[What is expected]
Go through the data and copy each line where the string "this" appears.

App and web page records:
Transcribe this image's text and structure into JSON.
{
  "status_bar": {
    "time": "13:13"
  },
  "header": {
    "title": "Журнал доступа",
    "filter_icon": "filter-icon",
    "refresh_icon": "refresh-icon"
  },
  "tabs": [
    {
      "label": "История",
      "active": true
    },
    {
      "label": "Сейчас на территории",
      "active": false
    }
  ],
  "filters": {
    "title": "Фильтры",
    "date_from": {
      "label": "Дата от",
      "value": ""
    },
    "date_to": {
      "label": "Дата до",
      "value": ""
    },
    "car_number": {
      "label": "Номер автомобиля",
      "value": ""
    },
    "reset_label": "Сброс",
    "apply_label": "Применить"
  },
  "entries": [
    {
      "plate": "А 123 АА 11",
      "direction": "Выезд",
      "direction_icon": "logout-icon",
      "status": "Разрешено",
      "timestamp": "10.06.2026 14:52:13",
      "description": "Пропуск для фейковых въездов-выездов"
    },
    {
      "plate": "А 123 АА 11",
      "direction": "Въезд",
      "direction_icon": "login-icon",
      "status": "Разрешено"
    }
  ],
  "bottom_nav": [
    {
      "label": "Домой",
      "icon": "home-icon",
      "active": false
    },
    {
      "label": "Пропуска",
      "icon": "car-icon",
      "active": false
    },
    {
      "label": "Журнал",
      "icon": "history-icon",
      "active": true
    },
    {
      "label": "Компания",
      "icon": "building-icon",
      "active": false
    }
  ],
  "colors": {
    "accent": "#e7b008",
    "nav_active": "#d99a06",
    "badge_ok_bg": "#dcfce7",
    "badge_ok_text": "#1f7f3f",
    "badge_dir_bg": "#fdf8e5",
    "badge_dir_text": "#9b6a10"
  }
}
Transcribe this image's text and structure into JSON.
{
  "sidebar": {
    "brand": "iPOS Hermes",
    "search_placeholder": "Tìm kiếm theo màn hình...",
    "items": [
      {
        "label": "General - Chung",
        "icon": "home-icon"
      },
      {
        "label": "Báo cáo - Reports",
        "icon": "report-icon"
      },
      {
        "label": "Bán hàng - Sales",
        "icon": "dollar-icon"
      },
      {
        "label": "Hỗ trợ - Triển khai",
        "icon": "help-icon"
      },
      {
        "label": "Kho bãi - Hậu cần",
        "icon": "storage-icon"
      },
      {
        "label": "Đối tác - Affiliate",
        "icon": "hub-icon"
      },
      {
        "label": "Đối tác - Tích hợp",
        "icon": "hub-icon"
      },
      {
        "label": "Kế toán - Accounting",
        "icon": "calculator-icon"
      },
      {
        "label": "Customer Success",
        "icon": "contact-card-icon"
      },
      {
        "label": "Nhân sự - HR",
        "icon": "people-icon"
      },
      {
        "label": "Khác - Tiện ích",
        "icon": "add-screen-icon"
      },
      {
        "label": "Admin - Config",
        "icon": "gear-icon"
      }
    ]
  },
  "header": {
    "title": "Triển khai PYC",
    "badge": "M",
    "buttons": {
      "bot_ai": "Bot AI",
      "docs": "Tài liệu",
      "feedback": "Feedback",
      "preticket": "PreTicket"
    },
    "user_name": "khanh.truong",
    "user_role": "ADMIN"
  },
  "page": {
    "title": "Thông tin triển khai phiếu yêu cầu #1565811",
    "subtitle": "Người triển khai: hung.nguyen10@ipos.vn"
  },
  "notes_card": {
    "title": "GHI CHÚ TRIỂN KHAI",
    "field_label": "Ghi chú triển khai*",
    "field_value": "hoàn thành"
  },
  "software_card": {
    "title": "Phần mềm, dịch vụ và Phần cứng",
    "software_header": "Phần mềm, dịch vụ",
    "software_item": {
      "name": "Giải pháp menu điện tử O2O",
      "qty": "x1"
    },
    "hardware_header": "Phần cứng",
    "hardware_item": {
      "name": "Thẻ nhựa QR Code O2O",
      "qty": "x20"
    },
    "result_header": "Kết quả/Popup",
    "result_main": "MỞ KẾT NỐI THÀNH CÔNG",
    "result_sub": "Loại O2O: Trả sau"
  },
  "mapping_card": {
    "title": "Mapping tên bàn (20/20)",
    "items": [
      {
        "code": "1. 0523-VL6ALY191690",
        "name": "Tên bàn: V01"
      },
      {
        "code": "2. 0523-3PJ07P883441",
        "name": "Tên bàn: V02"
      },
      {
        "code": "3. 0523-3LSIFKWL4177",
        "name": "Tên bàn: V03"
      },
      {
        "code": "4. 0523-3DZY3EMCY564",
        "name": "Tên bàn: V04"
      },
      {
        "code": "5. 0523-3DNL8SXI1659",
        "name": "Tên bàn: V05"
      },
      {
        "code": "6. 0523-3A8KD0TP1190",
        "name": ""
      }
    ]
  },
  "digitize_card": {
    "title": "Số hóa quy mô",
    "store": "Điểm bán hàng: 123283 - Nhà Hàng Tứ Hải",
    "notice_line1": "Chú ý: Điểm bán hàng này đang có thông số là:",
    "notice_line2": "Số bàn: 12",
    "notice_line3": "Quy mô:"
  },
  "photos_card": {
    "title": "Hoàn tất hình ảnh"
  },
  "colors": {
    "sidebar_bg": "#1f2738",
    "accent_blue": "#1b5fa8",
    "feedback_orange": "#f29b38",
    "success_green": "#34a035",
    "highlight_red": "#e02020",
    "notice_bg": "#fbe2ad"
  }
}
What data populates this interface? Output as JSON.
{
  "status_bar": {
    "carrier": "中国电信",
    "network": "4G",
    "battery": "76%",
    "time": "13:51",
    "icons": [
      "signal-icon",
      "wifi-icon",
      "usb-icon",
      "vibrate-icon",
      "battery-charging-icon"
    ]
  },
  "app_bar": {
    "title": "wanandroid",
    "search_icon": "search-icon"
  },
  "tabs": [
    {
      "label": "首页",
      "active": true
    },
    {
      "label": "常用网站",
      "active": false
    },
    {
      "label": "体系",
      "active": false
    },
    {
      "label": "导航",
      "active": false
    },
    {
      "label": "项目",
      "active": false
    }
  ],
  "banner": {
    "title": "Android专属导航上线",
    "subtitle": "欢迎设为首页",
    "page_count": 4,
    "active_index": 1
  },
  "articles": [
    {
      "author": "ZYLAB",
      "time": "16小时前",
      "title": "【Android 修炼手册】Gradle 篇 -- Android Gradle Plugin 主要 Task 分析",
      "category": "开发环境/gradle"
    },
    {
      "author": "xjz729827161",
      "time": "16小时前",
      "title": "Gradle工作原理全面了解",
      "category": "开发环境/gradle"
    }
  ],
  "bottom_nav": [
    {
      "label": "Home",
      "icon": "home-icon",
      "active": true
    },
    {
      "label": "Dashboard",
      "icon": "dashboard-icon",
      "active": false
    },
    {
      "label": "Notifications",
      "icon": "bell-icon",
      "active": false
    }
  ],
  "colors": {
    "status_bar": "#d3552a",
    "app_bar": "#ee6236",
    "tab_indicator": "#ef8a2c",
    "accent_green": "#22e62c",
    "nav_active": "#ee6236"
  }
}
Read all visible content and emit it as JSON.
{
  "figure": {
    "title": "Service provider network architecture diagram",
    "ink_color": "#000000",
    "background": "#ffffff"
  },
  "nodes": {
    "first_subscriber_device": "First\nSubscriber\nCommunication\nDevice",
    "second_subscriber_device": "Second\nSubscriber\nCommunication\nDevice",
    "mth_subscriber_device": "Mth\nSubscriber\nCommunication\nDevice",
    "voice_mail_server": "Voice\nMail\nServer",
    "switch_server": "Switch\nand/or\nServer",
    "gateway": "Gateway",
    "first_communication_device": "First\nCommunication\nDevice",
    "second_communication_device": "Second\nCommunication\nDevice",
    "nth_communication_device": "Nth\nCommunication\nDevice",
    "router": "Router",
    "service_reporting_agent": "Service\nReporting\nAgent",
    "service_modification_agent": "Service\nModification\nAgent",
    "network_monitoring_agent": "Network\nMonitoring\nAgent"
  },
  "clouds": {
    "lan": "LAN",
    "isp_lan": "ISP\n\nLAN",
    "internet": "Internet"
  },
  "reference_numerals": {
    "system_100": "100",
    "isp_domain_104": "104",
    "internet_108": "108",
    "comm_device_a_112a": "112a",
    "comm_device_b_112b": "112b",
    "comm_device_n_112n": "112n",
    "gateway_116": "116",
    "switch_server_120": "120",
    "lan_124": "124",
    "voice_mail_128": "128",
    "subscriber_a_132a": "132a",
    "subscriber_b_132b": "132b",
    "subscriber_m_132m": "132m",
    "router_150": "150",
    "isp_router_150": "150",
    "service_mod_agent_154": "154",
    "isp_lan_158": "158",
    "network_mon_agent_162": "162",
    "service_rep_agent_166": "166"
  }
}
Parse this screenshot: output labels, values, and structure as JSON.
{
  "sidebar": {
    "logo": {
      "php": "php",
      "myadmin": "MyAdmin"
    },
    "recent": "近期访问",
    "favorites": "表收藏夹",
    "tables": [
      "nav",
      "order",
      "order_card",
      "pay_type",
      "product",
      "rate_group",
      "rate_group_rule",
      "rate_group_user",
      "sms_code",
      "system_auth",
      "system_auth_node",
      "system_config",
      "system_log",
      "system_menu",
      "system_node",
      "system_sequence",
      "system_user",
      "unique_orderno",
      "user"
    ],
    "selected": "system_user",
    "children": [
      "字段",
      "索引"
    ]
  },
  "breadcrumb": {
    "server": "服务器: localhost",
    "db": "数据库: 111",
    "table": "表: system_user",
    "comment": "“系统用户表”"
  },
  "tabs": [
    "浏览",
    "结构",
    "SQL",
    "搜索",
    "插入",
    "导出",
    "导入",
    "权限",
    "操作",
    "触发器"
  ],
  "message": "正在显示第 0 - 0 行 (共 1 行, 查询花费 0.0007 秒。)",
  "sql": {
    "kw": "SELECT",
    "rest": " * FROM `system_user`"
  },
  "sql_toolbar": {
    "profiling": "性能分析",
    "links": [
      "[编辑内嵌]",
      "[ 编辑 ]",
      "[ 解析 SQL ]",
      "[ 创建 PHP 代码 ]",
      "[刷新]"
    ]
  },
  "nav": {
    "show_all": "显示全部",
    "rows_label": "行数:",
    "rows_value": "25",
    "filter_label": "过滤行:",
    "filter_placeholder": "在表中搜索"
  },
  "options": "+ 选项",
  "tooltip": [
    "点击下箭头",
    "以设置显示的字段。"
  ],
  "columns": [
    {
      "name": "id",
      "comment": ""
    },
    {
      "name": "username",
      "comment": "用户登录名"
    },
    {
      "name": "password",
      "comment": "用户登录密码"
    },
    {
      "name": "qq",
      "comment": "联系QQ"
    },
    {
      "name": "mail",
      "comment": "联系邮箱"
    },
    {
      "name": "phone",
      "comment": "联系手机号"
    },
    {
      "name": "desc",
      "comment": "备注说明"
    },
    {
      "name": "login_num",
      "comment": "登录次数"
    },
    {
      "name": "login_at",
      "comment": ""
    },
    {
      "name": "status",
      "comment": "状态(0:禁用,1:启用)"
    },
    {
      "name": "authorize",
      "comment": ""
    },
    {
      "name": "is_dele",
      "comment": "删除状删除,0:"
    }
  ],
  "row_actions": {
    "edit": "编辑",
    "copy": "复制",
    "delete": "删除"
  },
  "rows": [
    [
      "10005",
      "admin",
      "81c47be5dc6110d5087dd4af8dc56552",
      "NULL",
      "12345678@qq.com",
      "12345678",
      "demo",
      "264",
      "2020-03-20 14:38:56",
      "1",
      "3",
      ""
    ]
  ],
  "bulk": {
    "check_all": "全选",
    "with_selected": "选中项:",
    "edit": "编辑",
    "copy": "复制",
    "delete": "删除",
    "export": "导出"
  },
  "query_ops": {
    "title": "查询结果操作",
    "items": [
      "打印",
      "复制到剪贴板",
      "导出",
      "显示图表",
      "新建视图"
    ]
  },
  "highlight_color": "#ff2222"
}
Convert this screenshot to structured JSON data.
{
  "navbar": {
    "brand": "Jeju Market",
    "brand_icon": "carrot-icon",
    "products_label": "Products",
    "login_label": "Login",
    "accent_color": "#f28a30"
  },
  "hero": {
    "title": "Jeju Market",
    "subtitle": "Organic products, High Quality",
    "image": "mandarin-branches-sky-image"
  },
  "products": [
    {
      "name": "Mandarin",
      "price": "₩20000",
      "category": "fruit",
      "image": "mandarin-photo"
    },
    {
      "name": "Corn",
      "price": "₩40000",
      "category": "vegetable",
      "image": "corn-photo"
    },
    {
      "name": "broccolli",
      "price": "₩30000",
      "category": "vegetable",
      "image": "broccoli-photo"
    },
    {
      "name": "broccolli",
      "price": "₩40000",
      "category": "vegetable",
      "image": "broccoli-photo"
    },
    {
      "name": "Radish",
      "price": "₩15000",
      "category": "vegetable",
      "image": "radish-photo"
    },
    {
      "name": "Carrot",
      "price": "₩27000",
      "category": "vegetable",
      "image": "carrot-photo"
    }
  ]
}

[Task output]
Transcribe this image's text and structure into JSON.
Transcribe this image's text and structure into JSON.
What data populates this interface? Output as JSON.
Parse this screenshot: output labels, values, and structure as JSON.
Convert this screenshot to structured JSON data.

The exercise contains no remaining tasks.